City life always wavers along continua that are bounded by unattainable poles, and so dualities run throughout Building and Dwelling.
The worm is a gimmick. So is Cinco de Mayo. And so is much else of tequila culture.
Les Standiford, an accomplished novelist, sets out to tell this gripping story in Water to the Angels: William Mulholland, His Monumental Aqueduct, and the Rise of Los Angeles.
As ancient as the history of the gold rush may be — especially by California standards — parallels between contemporary California and infant California are eerily strong.
At roughly the same time that the Founding Fathers were ringing the bells of revolution on the East Coast, California was nearly empty. It had no cities and only a modest fur-trading economy. It was a land crying out for a story — an empty soundstage, if you will.
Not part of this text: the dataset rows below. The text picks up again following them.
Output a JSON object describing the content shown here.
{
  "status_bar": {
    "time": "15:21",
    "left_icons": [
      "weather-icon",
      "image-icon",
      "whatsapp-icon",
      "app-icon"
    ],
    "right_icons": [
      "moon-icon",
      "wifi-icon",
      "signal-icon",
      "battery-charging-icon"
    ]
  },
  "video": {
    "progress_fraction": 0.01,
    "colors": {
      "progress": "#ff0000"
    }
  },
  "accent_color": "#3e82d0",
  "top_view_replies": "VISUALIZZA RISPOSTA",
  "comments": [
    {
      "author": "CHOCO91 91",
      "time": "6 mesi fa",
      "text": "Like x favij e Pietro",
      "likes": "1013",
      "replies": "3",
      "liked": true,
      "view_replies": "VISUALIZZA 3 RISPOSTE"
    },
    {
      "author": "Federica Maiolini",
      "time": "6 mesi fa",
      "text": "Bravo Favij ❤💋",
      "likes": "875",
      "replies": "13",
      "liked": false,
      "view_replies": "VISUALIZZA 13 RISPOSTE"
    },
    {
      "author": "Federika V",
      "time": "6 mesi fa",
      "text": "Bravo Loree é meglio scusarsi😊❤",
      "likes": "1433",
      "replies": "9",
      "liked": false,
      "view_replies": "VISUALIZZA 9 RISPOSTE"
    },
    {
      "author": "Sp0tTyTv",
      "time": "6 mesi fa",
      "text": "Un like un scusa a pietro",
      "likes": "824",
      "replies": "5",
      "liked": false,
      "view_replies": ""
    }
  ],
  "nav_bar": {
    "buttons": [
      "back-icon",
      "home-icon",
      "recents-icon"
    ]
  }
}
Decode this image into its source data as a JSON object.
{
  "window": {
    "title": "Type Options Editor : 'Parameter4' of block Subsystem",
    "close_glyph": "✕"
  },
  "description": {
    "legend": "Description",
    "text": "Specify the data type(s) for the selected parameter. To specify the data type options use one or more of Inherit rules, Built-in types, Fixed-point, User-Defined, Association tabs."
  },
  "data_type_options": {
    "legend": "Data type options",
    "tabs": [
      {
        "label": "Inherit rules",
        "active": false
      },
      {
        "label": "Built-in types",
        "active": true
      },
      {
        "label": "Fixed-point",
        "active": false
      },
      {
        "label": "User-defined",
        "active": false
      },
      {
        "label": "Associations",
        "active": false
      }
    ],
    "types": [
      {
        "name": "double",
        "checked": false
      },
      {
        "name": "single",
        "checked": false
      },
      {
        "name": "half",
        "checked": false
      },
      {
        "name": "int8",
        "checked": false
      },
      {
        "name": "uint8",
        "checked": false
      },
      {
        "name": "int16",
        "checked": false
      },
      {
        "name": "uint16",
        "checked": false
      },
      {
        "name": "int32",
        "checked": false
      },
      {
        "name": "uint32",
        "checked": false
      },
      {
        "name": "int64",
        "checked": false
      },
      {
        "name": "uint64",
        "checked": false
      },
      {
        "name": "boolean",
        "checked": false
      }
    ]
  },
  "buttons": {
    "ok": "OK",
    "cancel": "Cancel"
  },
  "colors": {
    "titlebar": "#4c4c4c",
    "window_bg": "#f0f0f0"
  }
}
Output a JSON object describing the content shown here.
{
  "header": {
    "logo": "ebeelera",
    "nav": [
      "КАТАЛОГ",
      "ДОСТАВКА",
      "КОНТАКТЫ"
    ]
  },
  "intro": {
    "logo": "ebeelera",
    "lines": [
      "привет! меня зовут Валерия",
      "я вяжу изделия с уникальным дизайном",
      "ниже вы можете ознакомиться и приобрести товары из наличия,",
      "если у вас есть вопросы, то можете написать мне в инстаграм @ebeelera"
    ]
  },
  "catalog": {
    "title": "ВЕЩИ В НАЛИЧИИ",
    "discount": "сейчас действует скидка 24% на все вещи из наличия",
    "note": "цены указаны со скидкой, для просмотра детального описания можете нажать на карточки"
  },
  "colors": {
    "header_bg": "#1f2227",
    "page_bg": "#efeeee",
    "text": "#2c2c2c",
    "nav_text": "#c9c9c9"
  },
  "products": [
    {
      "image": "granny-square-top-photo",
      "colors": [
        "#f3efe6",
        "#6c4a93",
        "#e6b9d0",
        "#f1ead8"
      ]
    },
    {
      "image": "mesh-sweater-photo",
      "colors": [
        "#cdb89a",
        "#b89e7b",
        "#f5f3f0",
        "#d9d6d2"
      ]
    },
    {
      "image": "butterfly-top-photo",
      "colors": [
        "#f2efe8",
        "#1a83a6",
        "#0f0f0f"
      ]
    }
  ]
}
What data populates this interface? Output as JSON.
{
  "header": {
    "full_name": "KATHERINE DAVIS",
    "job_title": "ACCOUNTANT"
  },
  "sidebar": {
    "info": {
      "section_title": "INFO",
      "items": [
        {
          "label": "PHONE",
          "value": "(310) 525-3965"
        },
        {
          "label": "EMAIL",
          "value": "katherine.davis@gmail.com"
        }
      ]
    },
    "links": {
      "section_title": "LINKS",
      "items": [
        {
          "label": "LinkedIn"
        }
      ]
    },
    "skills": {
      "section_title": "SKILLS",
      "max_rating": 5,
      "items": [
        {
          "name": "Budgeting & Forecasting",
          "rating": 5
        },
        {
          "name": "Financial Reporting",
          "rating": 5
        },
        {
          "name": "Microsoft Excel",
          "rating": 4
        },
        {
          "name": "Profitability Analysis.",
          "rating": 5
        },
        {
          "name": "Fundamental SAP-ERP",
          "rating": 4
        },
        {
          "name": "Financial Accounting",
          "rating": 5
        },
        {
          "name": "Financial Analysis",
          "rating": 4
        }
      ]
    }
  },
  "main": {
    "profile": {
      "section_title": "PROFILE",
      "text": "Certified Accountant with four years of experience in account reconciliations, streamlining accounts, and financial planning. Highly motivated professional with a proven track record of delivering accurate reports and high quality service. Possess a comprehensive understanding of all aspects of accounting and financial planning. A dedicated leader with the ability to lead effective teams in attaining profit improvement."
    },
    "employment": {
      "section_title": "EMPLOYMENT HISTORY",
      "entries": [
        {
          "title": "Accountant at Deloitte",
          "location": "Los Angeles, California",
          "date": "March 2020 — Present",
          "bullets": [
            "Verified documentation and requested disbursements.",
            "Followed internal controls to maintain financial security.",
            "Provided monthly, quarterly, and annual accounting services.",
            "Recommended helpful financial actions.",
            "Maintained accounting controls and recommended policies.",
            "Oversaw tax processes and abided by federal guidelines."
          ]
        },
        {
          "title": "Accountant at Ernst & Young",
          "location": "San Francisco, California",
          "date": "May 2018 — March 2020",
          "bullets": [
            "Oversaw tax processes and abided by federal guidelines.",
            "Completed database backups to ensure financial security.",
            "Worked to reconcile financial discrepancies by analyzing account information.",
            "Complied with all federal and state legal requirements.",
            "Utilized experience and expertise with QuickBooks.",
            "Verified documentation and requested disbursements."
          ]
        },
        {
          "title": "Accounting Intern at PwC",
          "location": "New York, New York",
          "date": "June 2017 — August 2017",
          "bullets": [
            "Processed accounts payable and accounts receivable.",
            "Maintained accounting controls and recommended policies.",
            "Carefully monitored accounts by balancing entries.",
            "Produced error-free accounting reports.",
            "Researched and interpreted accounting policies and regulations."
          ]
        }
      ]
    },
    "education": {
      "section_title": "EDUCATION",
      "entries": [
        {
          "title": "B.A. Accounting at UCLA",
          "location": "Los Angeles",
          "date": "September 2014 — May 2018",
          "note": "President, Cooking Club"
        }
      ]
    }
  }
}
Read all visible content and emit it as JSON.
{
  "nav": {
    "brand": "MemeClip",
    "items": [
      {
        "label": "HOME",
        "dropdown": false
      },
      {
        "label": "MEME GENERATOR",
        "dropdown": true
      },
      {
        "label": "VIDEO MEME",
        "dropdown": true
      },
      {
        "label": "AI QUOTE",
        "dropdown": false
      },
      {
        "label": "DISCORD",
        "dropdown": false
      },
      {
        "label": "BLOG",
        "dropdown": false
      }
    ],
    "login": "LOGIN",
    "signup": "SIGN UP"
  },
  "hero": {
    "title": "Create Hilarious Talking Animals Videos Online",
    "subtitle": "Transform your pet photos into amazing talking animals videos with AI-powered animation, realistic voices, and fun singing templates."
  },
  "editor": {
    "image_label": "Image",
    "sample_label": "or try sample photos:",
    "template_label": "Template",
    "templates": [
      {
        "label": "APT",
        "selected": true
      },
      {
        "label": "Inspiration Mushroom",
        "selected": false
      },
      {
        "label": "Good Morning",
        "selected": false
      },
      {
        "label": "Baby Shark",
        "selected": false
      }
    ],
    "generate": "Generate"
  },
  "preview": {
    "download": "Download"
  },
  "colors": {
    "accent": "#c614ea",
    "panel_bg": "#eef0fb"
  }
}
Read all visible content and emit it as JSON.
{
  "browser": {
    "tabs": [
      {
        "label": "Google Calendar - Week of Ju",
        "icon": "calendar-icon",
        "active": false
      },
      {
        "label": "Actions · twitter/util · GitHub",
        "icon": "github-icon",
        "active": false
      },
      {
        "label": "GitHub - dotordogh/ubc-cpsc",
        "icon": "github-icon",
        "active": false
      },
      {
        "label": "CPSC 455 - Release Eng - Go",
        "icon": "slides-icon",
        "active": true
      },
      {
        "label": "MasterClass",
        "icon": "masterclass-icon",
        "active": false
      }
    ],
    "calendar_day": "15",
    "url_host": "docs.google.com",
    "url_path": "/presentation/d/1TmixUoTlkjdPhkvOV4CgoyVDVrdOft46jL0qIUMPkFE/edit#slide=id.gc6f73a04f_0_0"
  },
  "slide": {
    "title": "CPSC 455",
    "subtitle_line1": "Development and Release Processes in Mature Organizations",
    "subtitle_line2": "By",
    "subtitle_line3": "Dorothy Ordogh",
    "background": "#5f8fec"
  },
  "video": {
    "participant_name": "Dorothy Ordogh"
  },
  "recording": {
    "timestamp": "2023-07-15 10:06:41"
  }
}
The role into which Serra grew, according to Steven W. Hackel in Junípero Serra: California’s Founding Father, was that of “a pioneer, a religious icon, and as a colonial imperialist.”